Budding scientists strut their stuff at annual competition
By Michelle L. Quinn Post-Tribune correspndent March 15, 2014 11:39PM
Annie Ostojic of Munster explains her experiment to judges during the 58th Annual Calumet Regional Science Fair on Saturday. It was Annie's first time competing in the Junior Division. | Michelle L. Quinn/For Sun-Times Media
Schools interested in having mentors come in and help with science projects should contact Lynn Wozniewski at email@example.com.
Updated: April 17, 2014 6:22AM
GARY — Lake Central Senior Kaylyn Risse counts cute nail polish, high fashion and determining whether biofilms are useful in administering antibiotics among her favorite things.
That last item, part of an ongoing experiment she’s been conducting at her second home, Purdue University in West Lafayette, was one of the projects to watch Saturday at the 58th Annual Calumet Regional Science Fair at Indiana University Northwest. In her trials, she discovered when a biofilm is treated with lysozine, antibiotics adhered to them best.
Risse’s research could be useful for doctors who treat cystic fibrosis, she said, because existing biofilms are deadly to that patient population.
Fair co-director Lynn Wozniewski was said she was exceptionally pleased at the breadth of topics covered in this year’s fair as well as the 10 percent increase in participants. Among her fair favorites were Wilbur Wright Middle School’s Annie Ostojic, whose project, “Wave Goodbye to Energy Loss,” caught the judges’ eyes during her first year in the Junior Division.
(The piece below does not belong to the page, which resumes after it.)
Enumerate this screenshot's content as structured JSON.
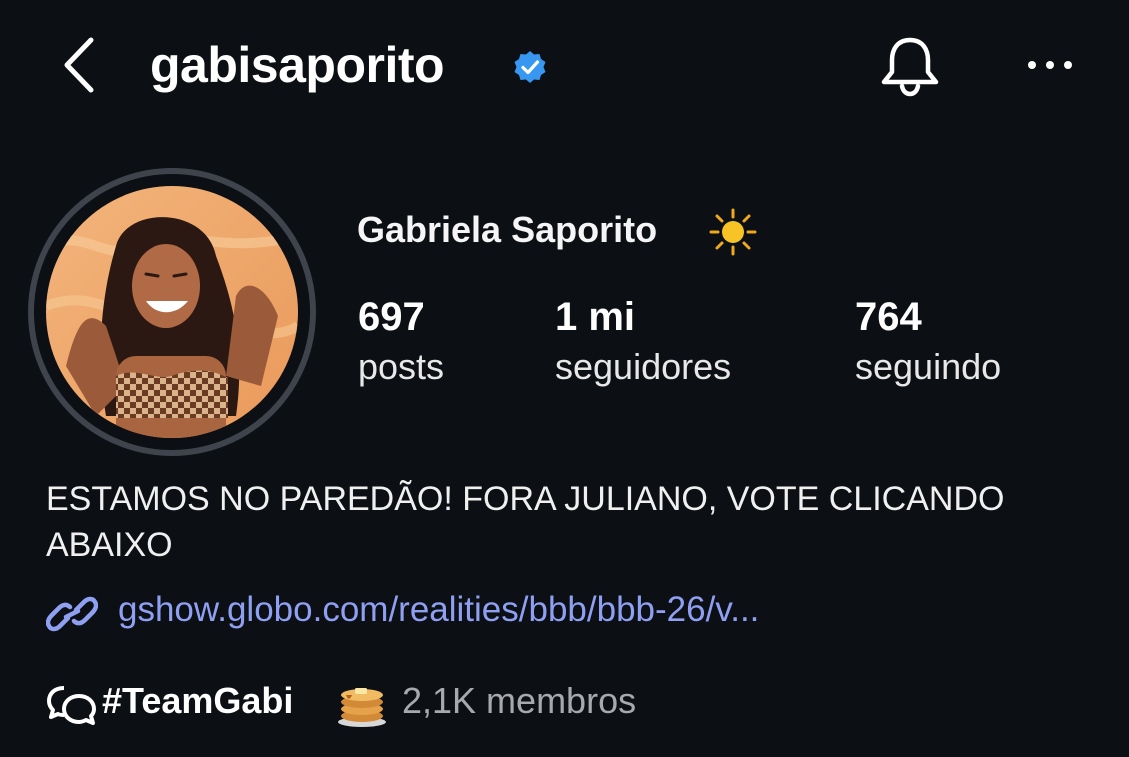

Elementary Division student Zayn Shareef also wowed with his project using wind tunnels to improve wind turbine design.
Another student expanded and shrunk potato chip bags in his experiment, “A Muggle’s Guide to Shrinking Objects,” Wozniewski said.
“The judges have been very complimentary of the projects,” she said. “The final judging teams are out for evaluations, and there’s going to be lots of awards tomorrow.”
Wozniewski and co-director Kathryn Hedges would, however, like to see more schools take advantage of the mentors they provide. Natalie Dec, a senior biology student at IUN, has been with Wozniewski for five years and judged Saturday’s competition. Two students she mentored garnered second-place rankings.
“I love working with new students and getting them excited about science,” Dec said.
The top 10 winners in each division will head to the Hoosier Science and Engineering Fair at Indiana University-Purdue University in Indianapolis on April 5, Wozniewski said. Senior Division winners will then compete for 26 spots in the International Science and Engineering Fair in Los Angeles on May 11-16.